In total, 856 greenhouses complete with drip irrigation systems have been provided and installed, about one third of these in the past six months. Greenhouses are important for vegetable growing because they give farmers greater control over the growing environment. Some crops, such as lettuces, can be cultivated in greenhouses well beyond their natural growing season.

“Greenhouse support is one of the program’s most challenging operations,” said Alexander Mentov, FAO emergency coordinator in Serbia. “Farmers prepare the ground beforehand, and FAO ensures quality construction and correct installation. Our experts have been on the ground to listen to the farmers’ feedback and, if needed, to provide advice on greenhouse vegetable production.” Well organized production in these greenhouses, apart from securing fresh vegetable to the beneficiaries’ families throughout the year, allow farmers to generate income by selling surplus to the local market.

The new greenhouses – financed by the European Union and procured and installed under the technical supervision of FAO – are expected to last for years.

“These greenhouses are of better overall quality than what we had before,” said Dragan Tadić of Sovljak village. “Now we will be able to produce vegetable seedlings. We also plan to install a heating system in the greenhouse, to create even better conditions for growth. We are grateful to all who helped us in this way to overcome a difficult time and give hope for a better time for our family."

Given the importance of the livestock sector in Serbia, animal production is another aspect of the EU-FAO flood recovery effort. More than 100 livestock producers already have piglets or pregnant gilts in their barns, and more are on the way.
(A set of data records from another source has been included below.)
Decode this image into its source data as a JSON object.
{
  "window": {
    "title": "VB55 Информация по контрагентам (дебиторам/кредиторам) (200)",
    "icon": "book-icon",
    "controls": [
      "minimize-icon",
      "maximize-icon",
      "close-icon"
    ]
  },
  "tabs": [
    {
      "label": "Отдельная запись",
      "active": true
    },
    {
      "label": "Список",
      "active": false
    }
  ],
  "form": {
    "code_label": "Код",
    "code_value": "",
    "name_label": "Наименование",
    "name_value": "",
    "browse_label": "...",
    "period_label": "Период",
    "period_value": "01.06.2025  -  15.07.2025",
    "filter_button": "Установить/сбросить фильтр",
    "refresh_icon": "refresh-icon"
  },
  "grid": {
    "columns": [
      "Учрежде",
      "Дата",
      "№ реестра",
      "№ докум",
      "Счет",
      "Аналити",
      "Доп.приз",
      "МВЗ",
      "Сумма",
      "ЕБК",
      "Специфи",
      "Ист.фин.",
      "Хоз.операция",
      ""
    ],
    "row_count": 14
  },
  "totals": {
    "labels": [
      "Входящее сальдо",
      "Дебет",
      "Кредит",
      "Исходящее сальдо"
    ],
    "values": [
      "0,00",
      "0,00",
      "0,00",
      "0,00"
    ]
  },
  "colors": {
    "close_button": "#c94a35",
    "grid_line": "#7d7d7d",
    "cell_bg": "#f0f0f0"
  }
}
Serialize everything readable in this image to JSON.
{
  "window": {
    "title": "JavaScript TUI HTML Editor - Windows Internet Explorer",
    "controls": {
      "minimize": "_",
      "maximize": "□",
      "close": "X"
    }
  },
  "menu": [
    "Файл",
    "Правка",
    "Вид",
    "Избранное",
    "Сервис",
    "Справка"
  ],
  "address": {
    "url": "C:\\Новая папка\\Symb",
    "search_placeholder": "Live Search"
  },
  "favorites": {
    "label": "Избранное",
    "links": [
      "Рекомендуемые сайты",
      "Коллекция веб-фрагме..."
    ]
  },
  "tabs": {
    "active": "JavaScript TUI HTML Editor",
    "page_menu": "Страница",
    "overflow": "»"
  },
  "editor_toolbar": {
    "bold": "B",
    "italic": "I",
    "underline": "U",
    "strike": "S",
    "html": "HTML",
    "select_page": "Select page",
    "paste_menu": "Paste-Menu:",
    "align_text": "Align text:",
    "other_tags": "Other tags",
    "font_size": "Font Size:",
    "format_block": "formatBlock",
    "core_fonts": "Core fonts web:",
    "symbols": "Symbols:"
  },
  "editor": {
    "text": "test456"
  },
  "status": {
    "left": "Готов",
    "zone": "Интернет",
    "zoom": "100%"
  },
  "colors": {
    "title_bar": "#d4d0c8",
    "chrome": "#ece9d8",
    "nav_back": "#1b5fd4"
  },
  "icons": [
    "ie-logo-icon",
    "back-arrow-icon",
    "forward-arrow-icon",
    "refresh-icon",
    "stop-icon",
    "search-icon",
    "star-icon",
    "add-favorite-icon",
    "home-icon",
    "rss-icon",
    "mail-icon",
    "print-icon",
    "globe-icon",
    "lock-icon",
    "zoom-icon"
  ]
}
Apart from these European Union-supported activities, FAO provided 7 431 vulnerable households in western, central and eastern Serbia with 2 378 tonnes of animal feed concentrate.

Some 135 small-scale beekeepers can look forward to receiving beehives – seven hives each – in the coming weeks.

Activities will not close down at the end of this calendar year. An additional eleven municipalities will receive assistance in early 2016: Bogatić, Vladimirci, Mionica, Despotovac, Zaječar, Kladovo, Svrljig, Boljevac, Knjaževac, Negotin and Majdanpek.

The above mentioned activities are part of a bigger effort, the European Union assistance to flood relief in Serbia program, worth 30 million euros, which is funded by the European Union under the pre-accession funds IPA 2012. The funds are used for construction of new houses, rehabilitation of public buildings, private houses and roads and recovery of economy and agriculture in 24 municipalities most affected with floods. All activities in the field are implemented by the United Nations Office for Project Services (UNOPS), Food and Agriculture Organization of the United Nations (FAO), organisations HELP and ABS and Danish Refugee Council (DRC) – in coordination with Government of Serbia Office for Reconstruction and Flood Relief. Under the EU program of support to flooded areas in Serbia IPA 2012, FAO will continue to provide assistance to Smederevo, Petrovac na Mlavi, Cuprija, Ljig, Lucani and Gornji Milanovac municipalities, and will begin assistance to Bogatic, Despotovac, Mionica and Vladimirci. Additionally, FAO has received 1.5 million euros from the European Union’s IPA 2014 fund to deliver assistance packages to agricultural producers in seven municipalities in Eastern Serbia (Zajecar, Kladovo, Majdanpek, Negotin, Svrljig, Knjazevac and Boljevac).

The information and views set out in this document are those of the FAO and do not necessarily reflect the official opinion of the European Union.

16 December 2015, Belgrade, Serbia